I’ve never read Jonathan Livingston Seagull, and probably even mocked it back in the day, when it came out. It just sounded so silly. But here is a very wise quote from its author. Of course. Doesn’t everyone know the feeling of being lonely in a crowd? (Does everyone? Or is this more of an introvert thing?) You needn’t be alone to be lonely.
Intimacy is the opposite of loneliness, I get that. But that takes me only halfway to enlightenment. The trouble is, I can’t put my finger on what intimacy is. It’s one of those words that I understand on a cellular level, but struggle to define.
I would rather be ashes than dust! I would rather that my spark should burn out in a brilliant blaze than it should be stifled by dry rot. I would rather be a superb meteor, every atom of me in magnificent glow, than a sleepy and permanent planet. The proper function of man is to live, not to exist. I shall not waste my days in trying to prolong them. I shall use my time. — Jack London
This quote is a little wordy to be pithy, but it popped up on my Facebook feed today (via You Gotta Believe) and hit me in just the right spot. Which is not to say it hit and felt good. Actually, it kinda hurt.
I’m no Jack London, but this is exactly how I feel. I want to live a brilliant blaze. Complacency terrifies me. I want my life to be a thrill ride of some kind. I hate real roller coasters but love the roller coaster of life. Even when things are horrible, at least it feels like living to me. When everything settles into routine, I am restless and unhappy. I feel deadened, bored, suffocated.
In the abstract, this doesn’t sound terrible, does it? I mean, don’t we all want to live life to the fullest? Carpe diem, mi vida loca and all that?

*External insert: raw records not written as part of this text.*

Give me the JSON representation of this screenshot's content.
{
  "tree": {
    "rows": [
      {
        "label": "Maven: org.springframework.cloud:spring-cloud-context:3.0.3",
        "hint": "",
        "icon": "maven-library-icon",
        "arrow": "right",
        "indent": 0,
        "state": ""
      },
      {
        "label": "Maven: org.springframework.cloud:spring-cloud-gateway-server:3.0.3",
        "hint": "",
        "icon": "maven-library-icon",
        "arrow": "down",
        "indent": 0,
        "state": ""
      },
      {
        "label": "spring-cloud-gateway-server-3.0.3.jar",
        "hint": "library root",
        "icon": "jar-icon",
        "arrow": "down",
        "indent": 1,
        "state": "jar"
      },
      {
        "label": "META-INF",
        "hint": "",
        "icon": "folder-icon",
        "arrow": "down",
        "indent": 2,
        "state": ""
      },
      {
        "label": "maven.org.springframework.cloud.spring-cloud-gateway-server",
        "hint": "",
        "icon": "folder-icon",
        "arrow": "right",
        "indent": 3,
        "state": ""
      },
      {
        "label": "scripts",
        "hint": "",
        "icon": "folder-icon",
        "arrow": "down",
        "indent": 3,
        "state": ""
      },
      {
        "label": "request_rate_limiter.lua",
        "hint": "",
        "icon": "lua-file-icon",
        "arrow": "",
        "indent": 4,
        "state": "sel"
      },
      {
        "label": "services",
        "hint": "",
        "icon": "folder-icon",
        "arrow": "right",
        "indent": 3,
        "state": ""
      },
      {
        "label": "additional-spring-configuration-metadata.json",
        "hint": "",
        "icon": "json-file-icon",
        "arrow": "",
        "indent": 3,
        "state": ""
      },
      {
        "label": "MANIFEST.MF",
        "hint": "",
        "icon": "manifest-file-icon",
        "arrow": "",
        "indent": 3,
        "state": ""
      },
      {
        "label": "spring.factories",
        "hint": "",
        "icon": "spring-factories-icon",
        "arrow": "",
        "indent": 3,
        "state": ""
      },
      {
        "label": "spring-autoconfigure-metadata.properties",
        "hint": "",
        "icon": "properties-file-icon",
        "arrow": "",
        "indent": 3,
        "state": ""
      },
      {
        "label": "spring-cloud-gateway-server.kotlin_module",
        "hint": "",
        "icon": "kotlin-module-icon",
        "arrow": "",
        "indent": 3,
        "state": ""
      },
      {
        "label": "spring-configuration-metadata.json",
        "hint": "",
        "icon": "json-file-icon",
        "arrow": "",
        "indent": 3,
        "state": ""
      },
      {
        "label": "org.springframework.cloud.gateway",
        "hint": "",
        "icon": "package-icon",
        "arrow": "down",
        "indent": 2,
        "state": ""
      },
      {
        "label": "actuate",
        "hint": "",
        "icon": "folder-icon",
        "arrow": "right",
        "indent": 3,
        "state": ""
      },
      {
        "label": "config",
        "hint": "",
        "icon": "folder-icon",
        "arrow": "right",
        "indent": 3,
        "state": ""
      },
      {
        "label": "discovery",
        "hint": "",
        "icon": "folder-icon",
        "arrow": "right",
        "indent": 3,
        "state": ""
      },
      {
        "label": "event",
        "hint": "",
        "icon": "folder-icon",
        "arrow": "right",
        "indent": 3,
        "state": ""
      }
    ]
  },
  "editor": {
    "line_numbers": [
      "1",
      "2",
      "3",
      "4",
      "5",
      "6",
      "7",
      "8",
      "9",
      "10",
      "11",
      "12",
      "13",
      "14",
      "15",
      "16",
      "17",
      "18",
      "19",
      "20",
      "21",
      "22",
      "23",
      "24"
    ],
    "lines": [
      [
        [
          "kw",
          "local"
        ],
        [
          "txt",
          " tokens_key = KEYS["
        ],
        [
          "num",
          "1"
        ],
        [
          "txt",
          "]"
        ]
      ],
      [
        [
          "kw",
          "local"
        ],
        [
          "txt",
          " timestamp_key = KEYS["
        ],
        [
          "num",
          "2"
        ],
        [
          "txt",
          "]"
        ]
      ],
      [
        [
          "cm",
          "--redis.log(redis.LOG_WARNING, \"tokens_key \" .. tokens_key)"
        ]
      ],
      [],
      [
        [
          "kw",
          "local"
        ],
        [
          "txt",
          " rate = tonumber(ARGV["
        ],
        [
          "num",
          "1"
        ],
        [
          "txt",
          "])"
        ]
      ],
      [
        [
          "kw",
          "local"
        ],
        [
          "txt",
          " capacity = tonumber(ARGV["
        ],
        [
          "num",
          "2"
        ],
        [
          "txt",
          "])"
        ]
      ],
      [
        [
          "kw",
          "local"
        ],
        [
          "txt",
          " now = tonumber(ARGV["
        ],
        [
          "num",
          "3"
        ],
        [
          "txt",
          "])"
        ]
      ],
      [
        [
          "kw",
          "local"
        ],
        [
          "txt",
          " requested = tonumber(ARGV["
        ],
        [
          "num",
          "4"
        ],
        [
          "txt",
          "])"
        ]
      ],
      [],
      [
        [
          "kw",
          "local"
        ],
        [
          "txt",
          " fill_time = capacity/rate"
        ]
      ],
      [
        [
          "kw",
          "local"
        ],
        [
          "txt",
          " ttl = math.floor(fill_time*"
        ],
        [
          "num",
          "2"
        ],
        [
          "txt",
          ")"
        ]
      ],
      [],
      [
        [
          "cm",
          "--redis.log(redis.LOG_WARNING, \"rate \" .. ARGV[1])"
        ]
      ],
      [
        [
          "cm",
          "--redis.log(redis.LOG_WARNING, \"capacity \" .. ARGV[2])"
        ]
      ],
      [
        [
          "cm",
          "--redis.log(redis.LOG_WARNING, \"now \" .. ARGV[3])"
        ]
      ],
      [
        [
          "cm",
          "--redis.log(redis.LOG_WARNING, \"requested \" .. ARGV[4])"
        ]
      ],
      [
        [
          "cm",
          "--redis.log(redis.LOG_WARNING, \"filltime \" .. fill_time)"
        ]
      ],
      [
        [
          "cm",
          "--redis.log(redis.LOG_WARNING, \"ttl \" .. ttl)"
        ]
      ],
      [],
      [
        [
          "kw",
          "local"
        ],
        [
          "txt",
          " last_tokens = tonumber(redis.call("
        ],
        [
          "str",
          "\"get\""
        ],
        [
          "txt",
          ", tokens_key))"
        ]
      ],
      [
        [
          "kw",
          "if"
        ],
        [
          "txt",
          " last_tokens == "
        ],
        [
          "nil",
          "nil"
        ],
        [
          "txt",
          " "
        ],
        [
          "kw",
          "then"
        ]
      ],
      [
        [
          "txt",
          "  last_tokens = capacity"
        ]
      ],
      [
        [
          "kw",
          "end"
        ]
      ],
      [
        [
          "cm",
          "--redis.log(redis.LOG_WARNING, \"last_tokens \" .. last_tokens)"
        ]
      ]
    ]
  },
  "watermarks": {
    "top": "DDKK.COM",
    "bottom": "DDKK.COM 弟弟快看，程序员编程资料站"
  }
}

The problem is, this philosophy of life requires churn. It means that the minute things get comfortable, you want them to be uncomfortable. Except that comfort is uncomfortable, so what do you do then?
I should have outgrown this already. I’m old, and should settle down into my cozy, curmudgeonly dotage. But I chafe in comfort. Rage against the machine. Fidget for whatever comes next. This can be hard on people around me, who don’t understand why I can’t just sit still and be.
Is the superb meteor really better than the permanent planet? Meteors can be awfully destructive, and a lot of planets (well, at least one that we know of) support life.
Do we even have a choice in such things? Or are planets …